## EXERCISE BRIEF
For this exercise, copy the records below exactly and exclude every image.

(Items from an interface collection)
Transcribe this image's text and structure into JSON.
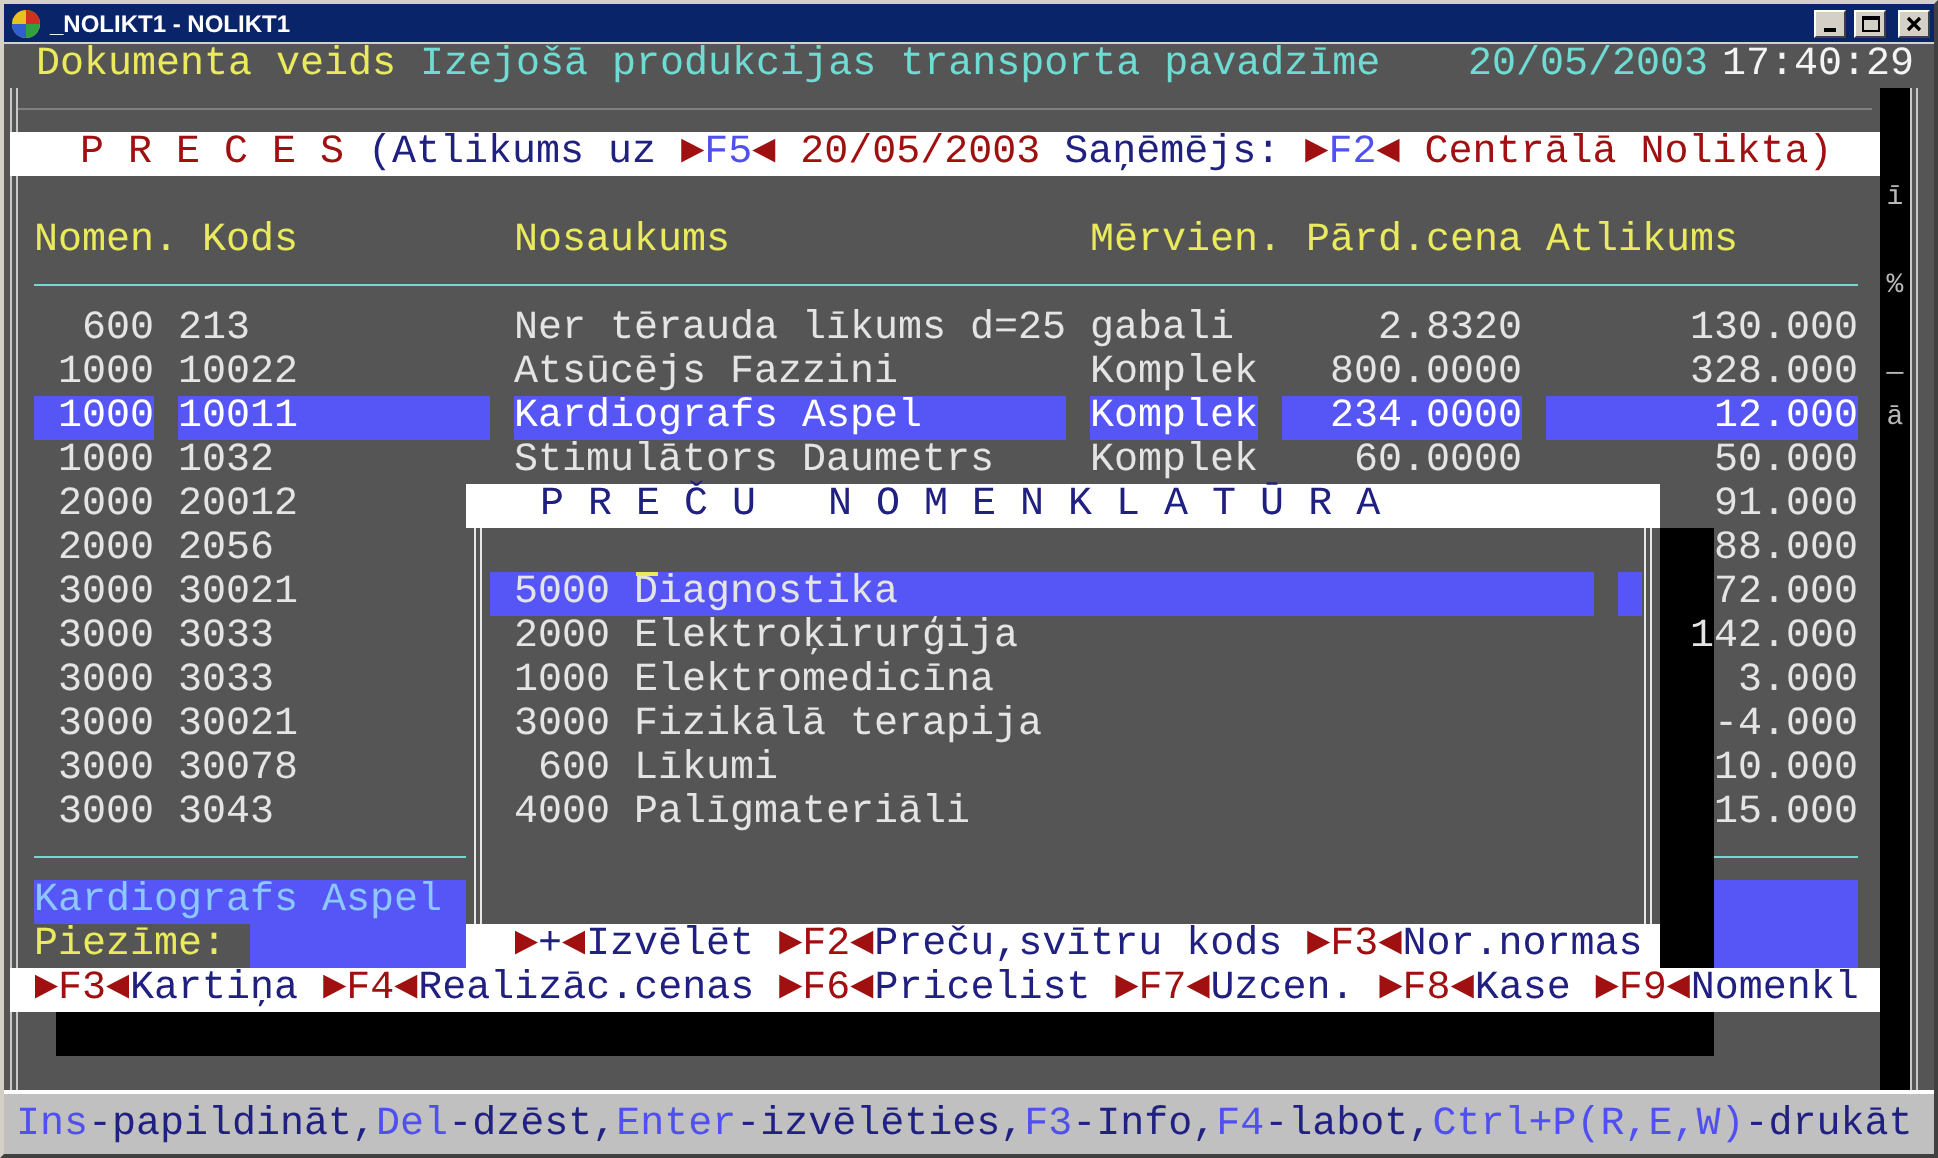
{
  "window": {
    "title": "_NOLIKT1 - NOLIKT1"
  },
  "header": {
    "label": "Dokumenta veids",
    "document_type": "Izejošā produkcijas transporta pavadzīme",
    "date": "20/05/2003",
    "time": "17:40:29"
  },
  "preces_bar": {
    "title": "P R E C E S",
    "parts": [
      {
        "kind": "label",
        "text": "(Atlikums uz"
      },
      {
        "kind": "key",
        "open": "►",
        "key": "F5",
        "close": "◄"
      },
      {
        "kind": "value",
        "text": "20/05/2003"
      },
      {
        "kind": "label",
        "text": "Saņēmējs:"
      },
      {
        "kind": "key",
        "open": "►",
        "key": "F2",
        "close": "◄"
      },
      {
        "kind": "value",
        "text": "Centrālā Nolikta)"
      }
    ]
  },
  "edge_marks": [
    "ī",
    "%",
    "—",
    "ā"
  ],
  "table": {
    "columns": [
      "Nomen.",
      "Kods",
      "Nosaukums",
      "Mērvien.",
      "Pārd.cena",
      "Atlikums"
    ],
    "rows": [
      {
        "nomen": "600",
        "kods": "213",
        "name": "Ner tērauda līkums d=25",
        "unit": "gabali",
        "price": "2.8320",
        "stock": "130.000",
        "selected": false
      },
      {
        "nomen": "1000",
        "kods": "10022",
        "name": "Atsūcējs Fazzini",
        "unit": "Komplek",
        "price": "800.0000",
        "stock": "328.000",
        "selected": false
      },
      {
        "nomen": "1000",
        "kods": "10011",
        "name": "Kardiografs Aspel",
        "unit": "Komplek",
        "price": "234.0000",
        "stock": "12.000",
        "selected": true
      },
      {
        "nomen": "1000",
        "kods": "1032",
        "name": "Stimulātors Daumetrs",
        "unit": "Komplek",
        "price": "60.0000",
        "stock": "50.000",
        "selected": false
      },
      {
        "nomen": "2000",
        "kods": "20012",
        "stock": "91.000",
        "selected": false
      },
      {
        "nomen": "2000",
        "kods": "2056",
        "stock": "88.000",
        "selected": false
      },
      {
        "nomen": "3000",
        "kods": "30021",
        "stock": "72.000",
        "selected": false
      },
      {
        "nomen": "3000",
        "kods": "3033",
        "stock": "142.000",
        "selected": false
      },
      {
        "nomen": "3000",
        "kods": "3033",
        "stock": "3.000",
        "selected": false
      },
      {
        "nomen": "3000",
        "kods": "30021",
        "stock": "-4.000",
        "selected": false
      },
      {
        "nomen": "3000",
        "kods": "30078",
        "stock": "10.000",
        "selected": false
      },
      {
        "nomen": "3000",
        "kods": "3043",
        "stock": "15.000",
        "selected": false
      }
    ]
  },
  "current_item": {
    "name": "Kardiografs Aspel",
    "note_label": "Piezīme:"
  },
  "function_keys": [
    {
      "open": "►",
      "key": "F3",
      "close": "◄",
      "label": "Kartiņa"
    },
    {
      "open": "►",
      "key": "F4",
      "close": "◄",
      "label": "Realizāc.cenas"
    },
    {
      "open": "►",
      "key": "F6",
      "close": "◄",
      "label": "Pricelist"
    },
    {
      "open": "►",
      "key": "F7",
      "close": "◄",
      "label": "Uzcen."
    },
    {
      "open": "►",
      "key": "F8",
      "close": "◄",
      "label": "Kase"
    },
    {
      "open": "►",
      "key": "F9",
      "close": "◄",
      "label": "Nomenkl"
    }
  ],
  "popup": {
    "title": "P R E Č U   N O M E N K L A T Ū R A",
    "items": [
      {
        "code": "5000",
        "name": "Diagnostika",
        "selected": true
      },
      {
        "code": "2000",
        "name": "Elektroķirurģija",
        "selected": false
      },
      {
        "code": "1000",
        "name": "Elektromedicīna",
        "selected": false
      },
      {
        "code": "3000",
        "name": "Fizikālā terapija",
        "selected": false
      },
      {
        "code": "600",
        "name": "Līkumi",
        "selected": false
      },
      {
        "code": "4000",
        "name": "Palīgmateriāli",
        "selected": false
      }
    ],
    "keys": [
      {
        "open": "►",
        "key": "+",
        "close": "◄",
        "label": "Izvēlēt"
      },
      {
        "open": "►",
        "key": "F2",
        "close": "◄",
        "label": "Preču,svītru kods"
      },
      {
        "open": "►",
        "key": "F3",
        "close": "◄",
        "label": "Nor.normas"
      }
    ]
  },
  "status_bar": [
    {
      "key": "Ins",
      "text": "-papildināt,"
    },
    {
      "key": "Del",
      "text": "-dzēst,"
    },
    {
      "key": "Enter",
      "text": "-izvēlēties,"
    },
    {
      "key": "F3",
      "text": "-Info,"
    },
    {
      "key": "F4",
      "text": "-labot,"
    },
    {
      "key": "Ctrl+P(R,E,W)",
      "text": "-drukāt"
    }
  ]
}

## ANSWER TO THE EXERCISE
Transcribe this image's text and structure into JSON.
{
  "window": {
    "title": "_NOLIKT1 - NOLIKT1"
  },
  "header": {
    "label": "Dokumenta veids",
    "document_type": "Izejošā produkcijas transporta pavadzīme",
    "date": "20/05/2003",
    "time": "17:40:29"
  },
  "preces_bar": {
    "title": "P R E C E S",
    "parts": [
      {
        "kind": "label",
        "text": "(Atlikums uz"
      },
      {
        "kind": "key",
        "open": "►",
        "key": "F5",
        "close": "◄"
      },
      {
        "kind": "value",
        "text": "20/05/2003"
      },
      {
        "kind": "label",
        "text": "Saņēmējs:"
      },
      {
        "kind": "key",
        "open": "►",
        "key": "F2",
        "close": "◄"
      },
      {
        "kind": "value",
        "text": "Centrālā Nolikta)"
      }
    ]
  },
  "edge_marks": [
    "ī",
    "%",
    "—",
    "ā"
  ],
  "table": {
    "columns": [
      "Nomen.",
      "Kods",
      "Nosaukums",
      "Mērvien.",
      "Pārd.cena",
      "Atlikums"
    ],
    "rows": [
      {
        "nomen": "600",
        "kods": "213",
        "name": "Ner tērauda līkums d=25",
        "unit": "gabali",
        "price": "2.8320",
        "stock": "130.000",
        "selected": false
      },
      {
        "nomen": "1000",
        "kods": "10022",
        "name": "Atsūcējs Fazzini",
        "unit": "Komplek",
        "price": "800.0000",
        "stock": "328.000",
        "selected": false
      },
      {
        "nomen": "1000",
        "kods": "10011",
        "name": "Kardiografs Aspel",
        "unit": "Komplek",
        "price": "234.0000",
        "stock": "12.000",
        "selected": true
      },
      {
        "nomen": "1000",
        "kods": "1032",
        "name": "Stimulātors Daumetrs",
        "unit": "Komplek",
        "price": "60.0000",
        "stock": "50.000",
        "selected": false
      },
      {
        "nomen": "2000",
        "kods": "20012",
        "stock": "91.000",
        "selected": false
      },
      {
        "nomen": "2000",
        "kods": "2056",
        "stock": "88.000",
        "selected": false
      },
      {
        "nomen": "3000",
        "kods": "30021",
        "stock": "72.000",
        "selected": false
      },
      {
        "nomen": "3000",
        "kods": "3033",
        "stock": "142.000",
        "selected": false
      },
      {
        "nomen": "3000",
        "kods": "3033",
        "stock": "3.000",
        "selected": false
      },
      {
        "nomen": "3000",
        "kods": "30021",
        "stock": "-4.000",
        "selected": false
      },
      {
        "nomen": "3000",
        "kods": "30078",
        "stock": "10.000",
        "selected": false
      },
      {
        "nomen": "3000",
        "kods": "3043",
        "stock": "15.000",
        "selected": false
      }
    ]
  },
  "current_item": {
    "name": "Kardiografs Aspel",
    "note_label": "Piezīme:"
  },
  "function_keys": [
    {
      "open": "►",
      "key": "F3",
      "close": "◄",
      "label": "Kartiņa"
    },
    {
      "open": "►",
      "key": "F4",
      "close": "◄",
      "label": "Realizāc.cenas"
    },
    {
      "open": "►",
      "key": "F6",
      "close": "◄",
      "label": "Pricelist"
    },
    {
      "open": "►",
      "key": "F7",
      "close": "◄",
      "label": "Uzcen."
    },
    {
      "open": "►",
      "key": "F8",
      "close": "◄",
      "label": "Kase"
    },
    {
      "open": "►",
      "key": "F9",
      "close": "◄",
      "label": "Nomenkl"
    }
  ],
  "popup": {
    "title": "P R E Č U   N O M E N K L A T Ū R A",
    "items": [
      {
        "code": "5000",
        "name": "Diagnostika",
        "selected": true
      },
      {
        "code": "2000",
        "name": "Elektroķirurģija",
        "selected": false
      },
      {
        "code": "1000",
        "name": "Elektromedicīna",
        "selected": false
      },
      {
        "code": "3000",
        "name": "Fizikālā terapija",
        "selected": false
      },
      {
        "code": "600",
        "name": "Līkumi",
        "selected": false
      },
      {
        "code": "4000",
        "name": "Palīgmateriāli",
        "selected": false
      }
    ],
    "keys": [
      {
        "open": "►",
        "key": "+",
        "close": "◄",
        "label": "Izvēlēt"
      },
      {
        "open": "►",
        "key": "F2",
        "close": "◄",
        "label": "Preču,svītru kods"
      },
      {
        "open": "►",
        "key": "F3",
        "close": "◄",
        "label": "Nor.normas"
      }
    ]
  },
  "status_bar": [
    {
      "key": "Ins",
      "text": "-papildināt,"
    },
    {
      "key": "Del",
      "text": "-dzēst,"
    },
    {
      "key": "Enter",
      "text": "-izvēlēties,"
    },
    {
      "key": "F3",
      "text": "-Info,"
    },
    {
      "key": "F4",
      "text": "-labot,"
    },
    {
      "key": "Ctrl+P(R,E,W)",
      "text": "-drukāt"
    }
  ]
}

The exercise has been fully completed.